All of the records should be given again verbatim.

[Page and application data records]

##########

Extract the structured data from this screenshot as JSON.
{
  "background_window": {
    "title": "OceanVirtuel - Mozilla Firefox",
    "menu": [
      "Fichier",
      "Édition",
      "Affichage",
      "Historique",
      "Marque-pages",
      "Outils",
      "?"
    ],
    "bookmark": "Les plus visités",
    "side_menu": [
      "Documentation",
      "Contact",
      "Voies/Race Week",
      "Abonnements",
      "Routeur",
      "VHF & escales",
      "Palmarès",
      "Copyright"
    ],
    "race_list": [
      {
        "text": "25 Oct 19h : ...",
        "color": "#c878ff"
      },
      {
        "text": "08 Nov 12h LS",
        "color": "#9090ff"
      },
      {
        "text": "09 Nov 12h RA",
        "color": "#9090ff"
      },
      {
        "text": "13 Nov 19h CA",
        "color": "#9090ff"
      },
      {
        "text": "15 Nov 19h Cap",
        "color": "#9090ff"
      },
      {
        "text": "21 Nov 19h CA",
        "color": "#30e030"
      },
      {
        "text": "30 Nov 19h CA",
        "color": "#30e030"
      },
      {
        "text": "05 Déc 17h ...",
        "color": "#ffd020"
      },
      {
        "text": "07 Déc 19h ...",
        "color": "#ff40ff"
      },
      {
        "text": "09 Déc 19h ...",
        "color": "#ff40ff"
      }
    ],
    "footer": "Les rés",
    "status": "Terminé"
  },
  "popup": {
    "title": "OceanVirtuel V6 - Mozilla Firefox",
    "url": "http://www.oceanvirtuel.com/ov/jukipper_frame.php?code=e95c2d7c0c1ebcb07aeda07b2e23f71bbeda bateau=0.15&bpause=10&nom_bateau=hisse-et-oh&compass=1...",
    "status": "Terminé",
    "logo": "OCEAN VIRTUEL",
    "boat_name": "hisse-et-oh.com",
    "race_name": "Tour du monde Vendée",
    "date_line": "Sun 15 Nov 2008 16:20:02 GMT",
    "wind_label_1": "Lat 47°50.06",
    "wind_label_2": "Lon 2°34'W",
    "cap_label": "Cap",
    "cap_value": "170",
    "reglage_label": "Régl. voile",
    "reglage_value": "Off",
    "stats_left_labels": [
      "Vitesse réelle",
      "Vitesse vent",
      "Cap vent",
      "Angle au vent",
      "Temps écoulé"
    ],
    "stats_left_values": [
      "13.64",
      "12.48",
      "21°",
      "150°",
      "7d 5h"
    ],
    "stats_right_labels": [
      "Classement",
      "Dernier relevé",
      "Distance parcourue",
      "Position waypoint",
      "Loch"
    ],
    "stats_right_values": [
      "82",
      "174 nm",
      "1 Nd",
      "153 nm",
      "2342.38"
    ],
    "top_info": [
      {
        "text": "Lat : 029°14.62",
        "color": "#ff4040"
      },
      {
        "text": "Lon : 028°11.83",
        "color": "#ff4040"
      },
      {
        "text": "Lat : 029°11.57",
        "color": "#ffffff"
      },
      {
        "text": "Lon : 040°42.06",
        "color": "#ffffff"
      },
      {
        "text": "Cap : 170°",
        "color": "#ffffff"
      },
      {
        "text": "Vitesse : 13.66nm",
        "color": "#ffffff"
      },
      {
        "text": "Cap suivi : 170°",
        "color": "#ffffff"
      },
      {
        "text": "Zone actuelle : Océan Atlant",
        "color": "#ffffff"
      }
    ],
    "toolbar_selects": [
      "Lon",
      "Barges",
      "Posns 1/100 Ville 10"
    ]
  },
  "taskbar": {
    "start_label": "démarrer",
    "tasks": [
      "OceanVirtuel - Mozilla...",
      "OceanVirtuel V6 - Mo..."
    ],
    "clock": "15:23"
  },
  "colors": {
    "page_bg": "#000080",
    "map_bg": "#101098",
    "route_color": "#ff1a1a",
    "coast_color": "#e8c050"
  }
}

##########

Answer space
Extract the structured data from this screenshot as JSON.
{
  "background_window": {
    "title": "OceanVirtuel - Mozilla Firefox",
    "menu": [
      "Fichier",
      "Édition",
      "Affichage",
      "Historique",
      "Marque-pages",
      "Outils",
      "?"
    ],
    "bookmark": "Les plus visités",
    "side_menu": [
      "Documentation",
      "Contact",
      "Voies/Race Week",
      "Abonnements",
      "Routeur",
      "VHF & escales",
      "Palmarès",
      "Copyright"
    ],
    "race_list": [
      {
        "text": "25 Oct 19h : ...",
        "color": "#c878ff"
      },
      {
        "text": "08 Nov 12h LS",
        "color": "#9090ff"
      },
      {
        "text": "09 Nov 12h RA",
        "color": "#9090ff"
      },
      {
        "text": "13 Nov 19h CA",
        "color": "#9090ff"
      },
      {
        "text": "15 Nov 19h Cap",
        "color": "#9090ff"
      },
      {
        "text": "21 Nov 19h CA",
        "color": "#30e030"
      },
      {
        "text": "30 Nov 19h CA",
        "color": "#30e030"
      },
      {
        "text": "05 Déc 17h ...",
        "color": "#ffd020"
      },
      {
        "text": "07 Déc 19h ...",
        "color": "#ff40ff"
      },
      {
        "text": "09 Déc 19h ...",
        "color": "#ff40ff"
      }
    ],
    "footer": "Les rés",
    "status": "Terminé"
  },
  "popup": {
    "title": "OceanVirtuel V6 - Mozilla Firefox",
    "url": "http://www.oceanvirtuel.com/ov/jukipper_frame.php?code=e95c2d7c0c1ebcb07aeda07b2e23f71bbeda bateau=0.15&bpause=10&nom_bateau=hisse-et-oh&compass=1...",
    "status": "Terminé",
    "logo": "OCEAN VIRTUEL",
    "boat_name": "hisse-et-oh.com",
    "race_name": "Tour du monde Vendée",
    "date_line": "Sun 15 Nov 2008 16:20:02 GMT",
    "wind_label_1": "Lat 47°50.06",
    "wind_label_2": "Lon 2°34'W",
    "cap_label": "Cap",
    "cap_value": "170",
    "reglage_label": "Régl. voile",
    "reglage_value": "Off",
    "stats_left_labels": [
      "Vitesse réelle",
      "Vitesse vent",
      "Cap vent",
      "Angle au vent",
      "Temps écoulé"
    ],
    "stats_left_values": [
      "13.64",
      "12.48",
      "21°",
      "150°",
      "7d 5h"
    ],
    "stats_right_labels": [
      "Classement",
      "Dernier relevé",
      "Distance parcourue",
      "Position waypoint",
      "Loch"
    ],
    "stats_right_values": [
      "82",
      "174 nm",
      "1 Nd",
      "153 nm",
      "2342.38"
    ],
    "top_info": [
      {
        "text": "Lat : 029°14.62",
        "color": "#ff4040"
      },
      {
        "text": "Lon : 028°11.83",
        "color": "#ff4040"
      },
      {
        "text": "Lat : 029°11.57",
        "color": "#ffffff"
      },
      {
        "text": "Lon : 040°42.06",
        "color": "#ffffff"
      },
      {
        "text": "Cap : 170°",
        "color": "#ffffff"
      },
      {
        "text": "Vitesse : 13.66nm",
        "color": "#ffffff"
      },
      {
        "text": "Cap suivi : 170°",
        "color": "#ffffff"
      },
      {
        "text": "Zone actuelle : Océan Atlant",
        "color": "#ffffff"
      }
    ],
    "toolbar_selects": [
      "Lon",
      "Barges",
      "Posns 1/100 Ville 10"
    ]
  },
  "taskbar": {
    "start_label": "démarrer",
    "tasks": [
      "OceanVirtuel - Mozilla...",
      "OceanVirtuel V6 - Mo..."
    ],
    "clock": "15:23"
  },
  "colors": {
    "page_bg": "#000080",
    "map_bg": "#101098",
    "route_color": "#ff1a1a",
    "coast_color": "#e8c050"
  }
}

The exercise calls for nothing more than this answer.